Your job is to retype all of the data word for word, leaving every image out.

== RECORDS FOR THIS EXERCISE

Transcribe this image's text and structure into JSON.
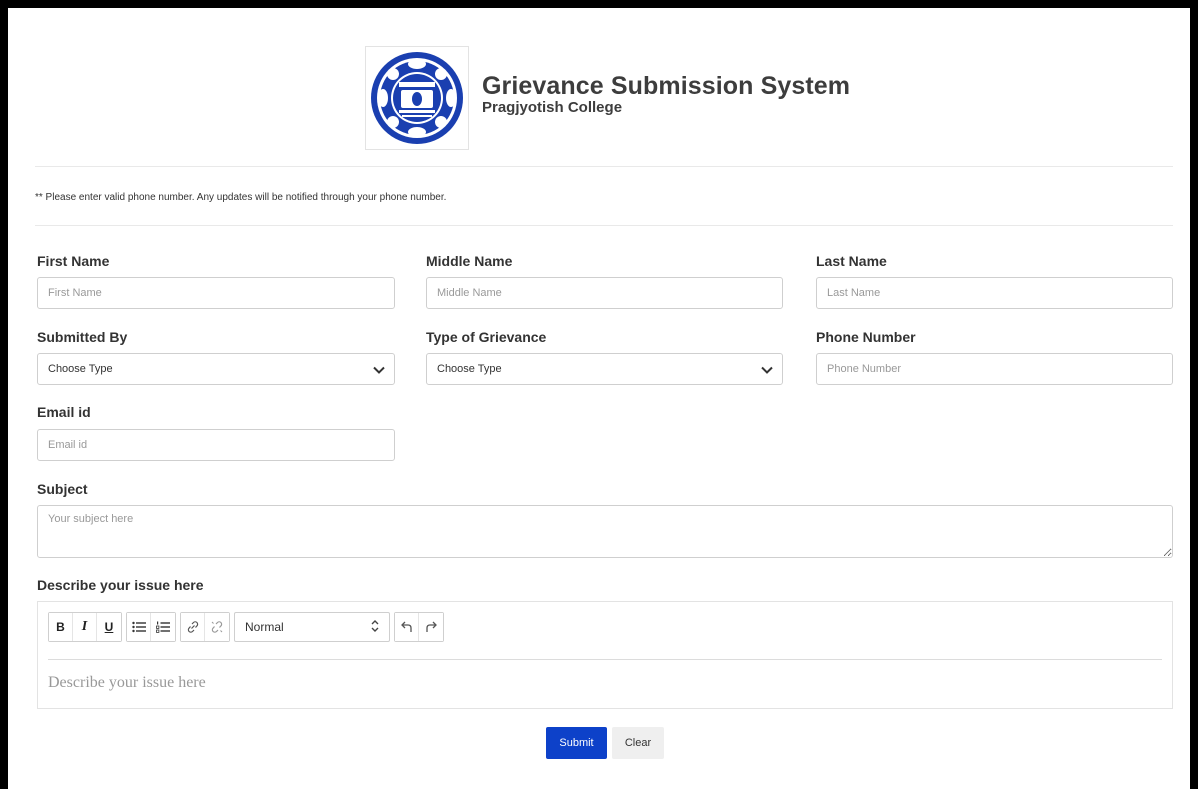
{
  "header": {
    "title": "Grievance Submission System",
    "subtitle": "Pragjyotish College",
    "logo_icon": "college-seal-logo"
  },
  "note": "** Please enter valid phone number. Any updates will be notified through your phone number.",
  "form": {
    "first_name": {
      "label": "First Name",
      "placeholder": "First Name",
      "value": ""
    },
    "middle_name": {
      "label": "Middle Name",
      "placeholder": "Middle Name",
      "value": ""
    },
    "last_name": {
      "label": "Last Name",
      "placeholder": "Last Name",
      "value": ""
    },
    "submitted_by": {
      "label": "Submitted By",
      "selected": "Choose Type"
    },
    "type_of_grievance": {
      "label": "Type of Grievance",
      "selected": "Choose Type"
    },
    "phone_number": {
      "label": "Phone Number",
      "placeholder": "Phone Number",
      "value": ""
    },
    "email": {
      "label": "Email id",
      "placeholder": "Email id",
      "value": ""
    },
    "subject": {
      "label": "Subject",
      "placeholder": "Your subject here",
      "value": ""
    },
    "description": {
      "label": "Describe your issue here",
      "placeholder": "Describe your issue here",
      "format_selected": "Normal",
      "toolbar": {
        "bold": "B",
        "italic": "I",
        "underline": "U"
      }
    }
  },
  "actions": {
    "submit_label": "Submit",
    "clear_label": "Clear"
  },
  "colors": {
    "primary": "#0d41c9",
    "logo_blue": "#1a3fb0",
    "border": "#cfcfcf"
  }
}
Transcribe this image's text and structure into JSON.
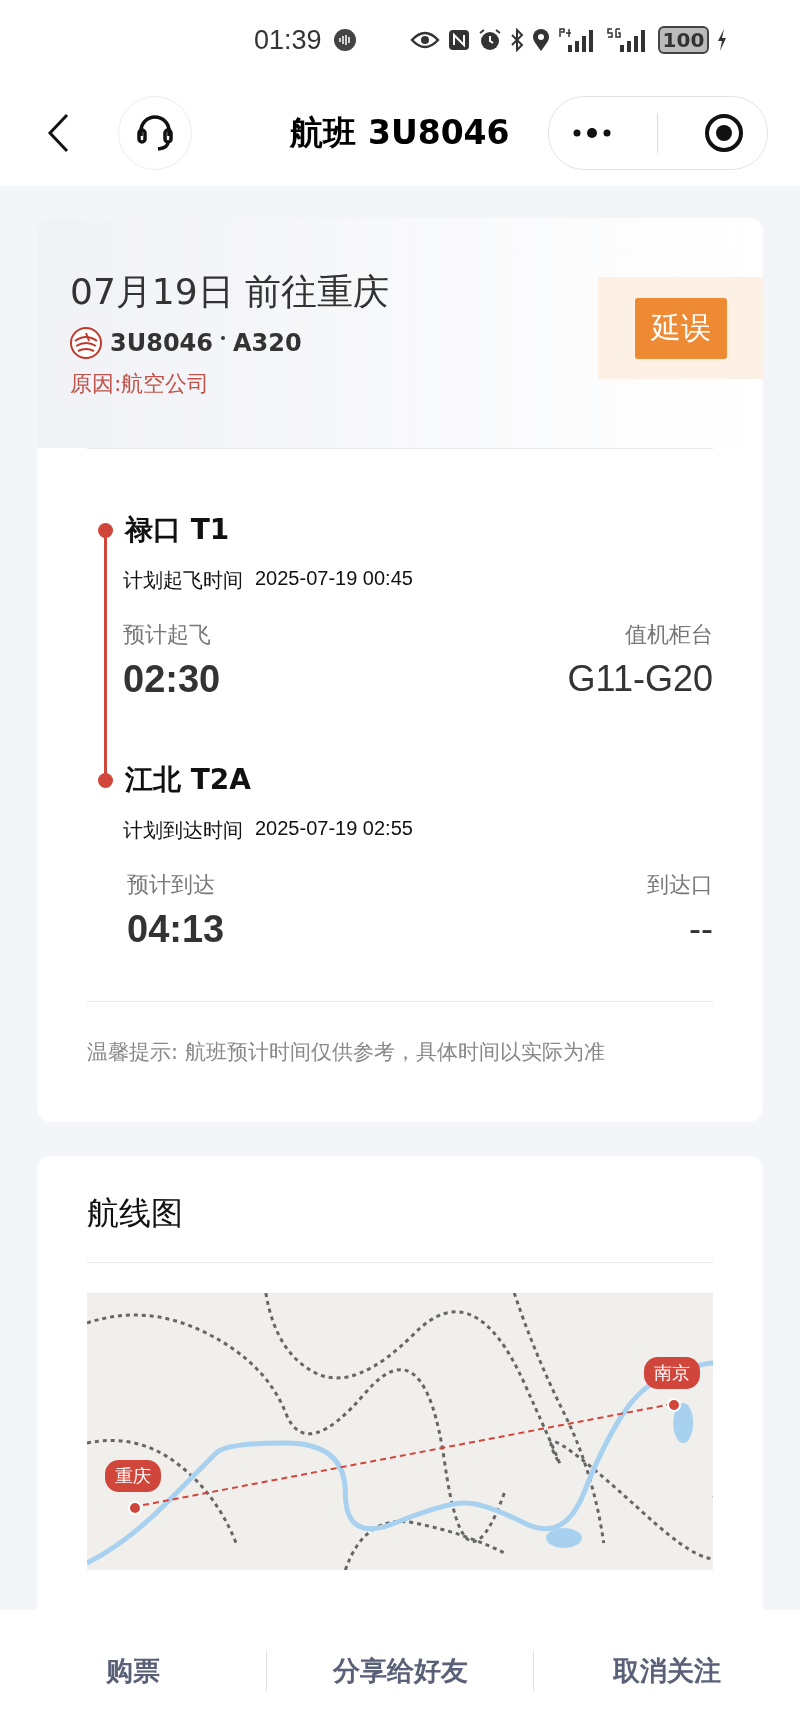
{
  "status_bar": {
    "time": "01:39",
    "battery": "100"
  },
  "nav": {
    "title": "航班 3U8046"
  },
  "flight": {
    "title": "07月19日 前往重庆",
    "flight_no": "3U8046",
    "aircraft": "A320",
    "reason": "原因:航空公司",
    "status": "延误",
    "stops": [
      {
        "kind": "departure",
        "name": "禄口 T1",
        "planned_label": "计划起飞时间",
        "planned_time": "2025-07-19 00:45",
        "est_label": "预计起飞",
        "est_time": "02:30",
        "extra_label": "值机柜台",
        "extra_value": "G11-G20"
      },
      {
        "kind": "arrival",
        "name": "江北 T2A",
        "planned_label": "计划到达时间",
        "planned_time": "2025-07-19 02:55",
        "est_label": "预计到达",
        "est_time": "04:13",
        "extra_label": "到达口",
        "extra_value": "--"
      }
    ],
    "tip": "温馨提示: 航班预计时间仅供参考，具体时间以实际为准"
  },
  "route_map": {
    "title": "航线图",
    "pins": [
      {
        "label": "重庆"
      },
      {
        "label": "南京"
      }
    ]
  },
  "bottom_bar": {
    "buttons": [
      "购票",
      "分享给好友",
      "取消关注"
    ]
  }
}
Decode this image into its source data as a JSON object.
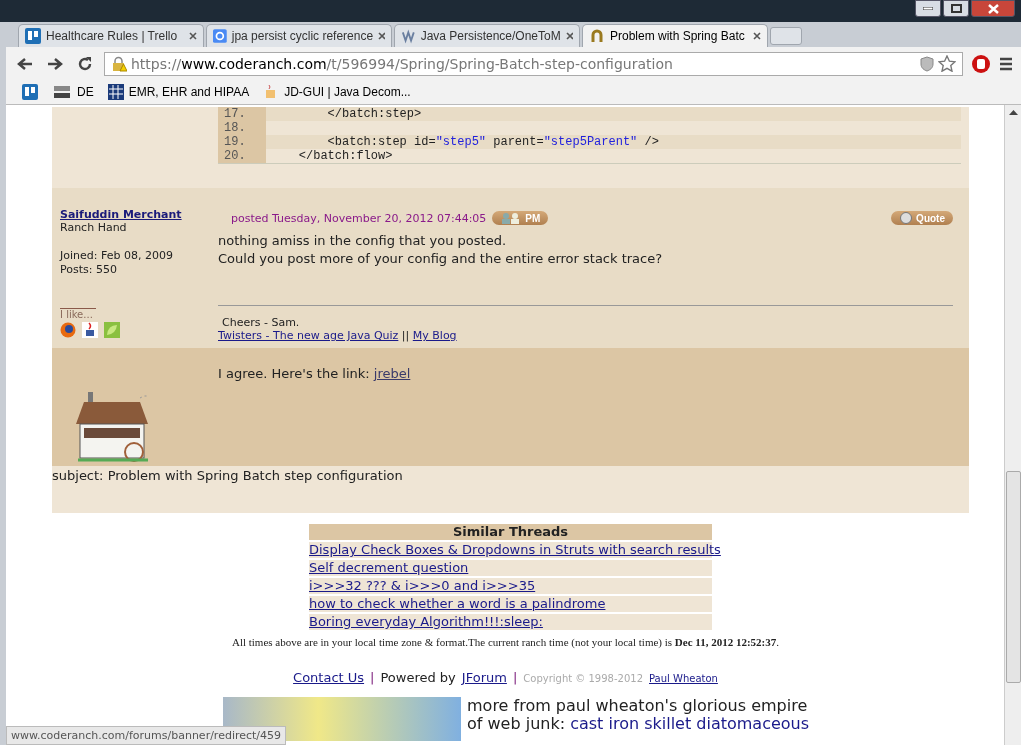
{
  "browser": {
    "tabs": [
      {
        "title": "Healthcare Rules | Trello",
        "selected": false
      },
      {
        "title": "jpa persist cyclic reference",
        "selected": false
      },
      {
        "title": "Java Persistence/OneToM",
        "selected": false
      },
      {
        "title": "Problem with Spring Batc",
        "selected": true
      }
    ],
    "url": {
      "scheme": "https://",
      "host": "www.coderanch.com",
      "path": "/t/596994/Spring/Spring-Batch-step-configuration"
    },
    "bookmarks": [
      "DE",
      "EMR, EHR and HIPAA",
      "JD-GUI | Java Decom..."
    ]
  },
  "code": {
    "lines": [
      {
        "number": "17.",
        "parts": [
          {
            "text": "        </batch:step>",
            "kind": "plain"
          }
        ]
      },
      {
        "number": "18."
      },
      {
        "number": "19.",
        "parts": [
          {
            "text": "        <batch:step id=",
            "kind": "plain"
          },
          {
            "text": "\"step5\"",
            "kind": "string"
          },
          {
            "text": " parent=",
            "kind": "plain"
          },
          {
            "text": "\"step5Parent\"",
            "kind": "string"
          },
          {
            "text": " />",
            "kind": "plain"
          }
        ]
      },
      {
        "number": "20.",
        "parts": [
          {
            "text": "    </batch:flow>",
            "kind": "plain"
          }
        ]
      }
    ]
  },
  "post": {
    "author": "Saifuddin Merchant",
    "rank": "Ranch Hand",
    "joined": "Joined: Feb 08, 2009",
    "posts": "Posts: 550",
    "posted": "posted Tuesday, November 20, 2012 07:44:05",
    "pm_button": "PM",
    "quote_button": "Quote",
    "body": [
      "nothing amiss in the config that you posted.",
      "Could you post more of your config and the entire error stack trace?"
    ],
    "likes_label": "I like...",
    "signature": {
      "text": "Cheers - Sam.",
      "links": [
        "Twisters - The new age Java Quiz",
        "My Blog"
      ],
      "separator": "||"
    }
  },
  "ad_post": {
    "text": "I agree. Here's the link:",
    "link": "jrebel"
  },
  "subject": "subject: Problem with Spring Batch step configuration",
  "similar_threads": {
    "title": "Similar Threads",
    "items": [
      "Display Check Boxes & Dropdowns in Struts with search results",
      "Self decrement question",
      "i>>>32 ??? & i>>>0 and i>>>35",
      "how to check whether a word is a palindrome",
      "Boring everyday Algorithm!!!:sleep:"
    ]
  },
  "time_note": "All times above are in your local time zone & format.The current ranch time (not your local time) is **Dec 11, 2012 12:52:37**.",
  "footer": {
    "contact": "Contact Us",
    "separator_1": "|",
    "powered_by": "Powered by",
    "jforum": "JForum",
    "separator_2": "|",
    "copyright": "Copyright © 1998-2012",
    "owner": "Paul Wheaton"
  },
  "promo": {
    "text": "more from paul wheaton's glorious empire of web junk:",
    "link": "cast iron skillet diatomaceous"
  },
  "status_bubble": "www.coderanch.com/forums/banner/redirect/459"
}
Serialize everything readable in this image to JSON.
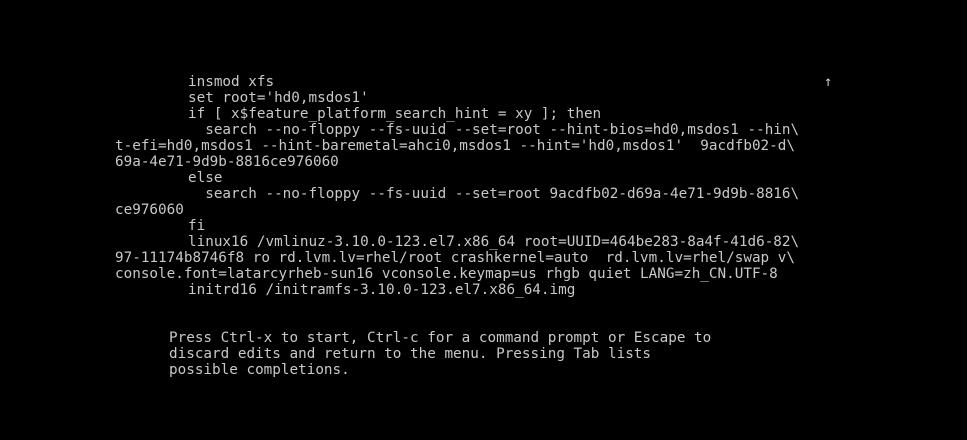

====

**ANSWER BOX:**
Transcribe this image's text and structure into JSON.
{
  "header": {
    "title": "Grievance Submission System",
    "subtitle": "Pragjyotish College",
    "logo_icon": "college-seal-logo"
  },
  "note": "** Please enter valid phone number. Any updates will be notified through your phone number.",
  "form": {
    "first_name": {
      "label": "First Name",
      "placeholder": "First Name",
      "value": ""
    },
    "middle_name": {
      "label": "Middle Name",
      "placeholder": "Middle Name",
      "value": ""
    },
    "last_name": {
      "label": "Last Name",
      "placeholder": "Last Name",
      "value": ""
    },
    "submitted_by": {
      "label": "Submitted By",
      "selected": "Choose Type"
    },
    "type_of_grievance": {
      "label": "Type of Grievance",
      "selected": "Choose Type"
    },
    "phone_number": {
      "label": "Phone Number",
      "placeholder": "Phone Number",
      "value": ""
    },
    "email": {
      "label": "Email id",
      "placeholder": "Email id",
      "value": ""
    },
    "subject": {
      "label": "Subject",
      "placeholder": "Your subject here",
      "value": ""
    },
    "description": {
      "label": "Describe your issue here",
      "placeholder": "Describe your issue here",
      "format_selected": "Normal",
      "toolbar": {
        "bold": "B",
        "italic": "I",
        "underline": "U"
      }
    }
  },
  "actions": {
    "submit_label": "Submit",
    "clear_label": "Clear"
  },
  "colors": {
    "primary": "#0d41c9",
    "logo_blue": "#1a3fb0",
    "border": "#cfcfcf"
  }
}
Transcribe this image's text and structure into JSON.
{
  "status_bar": {
    "time": "01:39",
    "battery": "100"
  },
  "nav": {
    "title": "航班 3U8046"
  },
  "flight": {
    "title": "07月19日 前往重庆",
    "flight_no": "3U8046",
    "aircraft": "A320",
    "reason": "原因:航空公司",
    "status": "延误",
    "stops": [
      {
        "kind": "departure",
        "name": "禄口 T1",
        "planned_label": "计划起飞时间",
        "planned_time": "2025-07-19 00:45",
        "est_label": "预计起飞",
        "est_time": "02:30",
        "extra_label": "值机柜台",
        "extra_value": "G11-G20"
      },
      {
        "kind": "arrival",
        "name": "江北 T2A",
        "planned_label": "计划到达时间",
        "planned_time": "2025-07-19 02:55",
        "est_label": "预计到达",
        "est_time": "04:13",
        "extra_label": "到达口",
        "extra_value": "--"
      }
    ],
    "tip": "温馨提示: 航班预计时间仅供参考，具体时间以实际为准"
  },
  "route_map": {
    "title": "航线图",
    "pins": [
      {
        "label": "重庆"
      },
      {
        "label": "南京"
      }
    ]
  },
  "bottom_bar": {
    "buttons": [
      "购票",
      "分享给好友",
      "取消关注"
    ]
  }
}
Decode this image into its source data as a JSON object.
{
  "browser": {
    "tabs": [
      {
        "title": "Healthcare Rules | Trello",
        "selected": false
      },
      {
        "title": "jpa persist cyclic reference",
        "selected": false
      },
      {
        "title": "Java Persistence/OneToM",
        "selected": false
      },
      {
        "title": "Problem with Spring Batc",
        "selected": true
      }
    ],
    "url": {
      "scheme": "https://",
      "host": "www.coderanch.com",
      "path": "/t/596994/Spring/Spring-Batch-step-configuration"
    },
    "bookmarks": [
      "DE",
      "EMR, EHR and HIPAA",
      "JD-GUI | Java Decom..."
    ]
  },
  "code": {
    "lines": [
      {
        "number": "17.",
        "parts": [
          {
            "text": "        </batch:step>",
            "kind": "plain"
          }
        ]
      },
      {
        "number": "18."
      },
      {
        "number": "19.",
        "parts": [
          {
            "text": "        <batch:step id=",
            "kind": "plain"
          },
          {
            "text": "\"step5\"",
            "kind": "string"
          },
          {
            "text": " parent=",
            "kind": "plain"
          },
          {
            "text": "\"step5Parent\"",
            "kind": "string"
          },
          {
            "text": " />",
            "kind": "plain"
          }
        ]
      },
      {
        "number": "20.",
        "parts": [
          {
            "text": "    </batch:flow>",
            "kind": "plain"
          }
        ]
      }
    ]
  },
  "post": {
    "author": "Saifuddin Merchant",
    "rank": "Ranch Hand",
    "joined": "Joined: Feb 08, 2009",
    "posts": "Posts: 550",
    "posted": "posted Tuesday, November 20, 2012 07:44:05",
    "pm_button": "PM",
    "quote_button": "Quote",
    "body": [
      "nothing amiss in the config that you posted.",
      "Could you post more of your config and the entire error stack trace?"
    ],
    "likes_label": "I like...",
    "signature": {
      "text": "Cheers - Sam.",
      "links": [
        "Twisters - The new age Java Quiz",
        "My Blog"
      ],
      "separator": "||"
    }
  },
  "ad_post": {
    "text": "I agree. Here's the link:",
    "link": "jrebel"
  },
  "subject": "subject: Problem with Spring Batch step configuration",
  "similar_threads": {
    "title": "Similar Threads",
    "items": [
      "Display Check Boxes & Dropdowns in Struts with search results",
      "Self decrement question",
      "i>>>32 ??? & i>>>0 and i>>>35",
      "how to check whether a word is a palindrome",
      "Boring everyday Algorithm!!!:sleep:"
    ]
  },
  "time_note": "All times above are in your local time zone & format.The current ranch time (not your local time) is **Dec 11, 2012 12:52:37**.",
  "footer": {
    "contact": "Contact Us",
    "separator_1": "|",
    "powered_by": "Powered by",
    "jforum": "JForum",
    "separator_2": "|",
    "copyright": "Copyright © 1998-2012",
    "owner": "Paul Wheaton"
  },
  "promo": {
    "text": "more from paul wheaton's glorious empire of web junk:",
    "link": "cast iron skillet diatomaceous"
  },
  "status_bubble": "www.coderanch.com/forums/banner/redirect/459"
}
Serialize everything readable in this image to JSON.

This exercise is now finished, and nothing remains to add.